A new-build university campus in Seville has become the first ever to be awarded a platinum certification by rating body Leadership in Energy and Environmental Design (LEED).
The campus is based around internal plazas
The 29,000 sq m building in the town of Dos Hermanas was designed by Madrid-based Luis Vidal + Architects as a traditional Andalusian square, grouped around a number of plazas.
This form has been developed over the centuries in response to the region’s harsh summers, but has been adapted here to the needs of university life, and enhanced with technology.
LEED’s platinum standard, its highest award, recognises that a building has attained 80 or more "points" based on its environmental performance and "human benefits".
The climate control plan was based on combining the academic disciplines into a single building with a number of internal courtyards. In siting these "plazas", the design team payed unusually close attention to how shading patterns change during the day.
Luis Vidal has also incorporated the fabric sails that it used for its design for Heathrow Airport’s Terminal 2, to control sunlight.
Fabric sails are used as vertical sunbreaks around the exterior of the campus
Twenty percent of the materials used for the campus were from recycled sources.

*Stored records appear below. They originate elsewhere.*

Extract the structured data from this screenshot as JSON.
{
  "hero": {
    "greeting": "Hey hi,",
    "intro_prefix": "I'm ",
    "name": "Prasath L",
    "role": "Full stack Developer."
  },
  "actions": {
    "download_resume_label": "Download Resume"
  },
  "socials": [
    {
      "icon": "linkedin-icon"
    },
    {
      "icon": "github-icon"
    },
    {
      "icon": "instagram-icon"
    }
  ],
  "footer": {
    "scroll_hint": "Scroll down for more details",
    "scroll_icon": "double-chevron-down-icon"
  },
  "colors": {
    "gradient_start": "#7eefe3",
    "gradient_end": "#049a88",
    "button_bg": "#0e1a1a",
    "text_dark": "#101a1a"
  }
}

The campus has photovoltaic panels throughout, a grey-water recovery system and a cistern to collect rain.
Landscaped areas occupy 12,100 sq m and include 173 specimens of 14 species of trees and 63 different species of perennial shrubs.
The €29m campus opened before the beginning of the 2019 academic year.
Top image: The campus offers a new interpretation of traditional Andalusian urban forms (All pictures courtesy of Luis Vidal)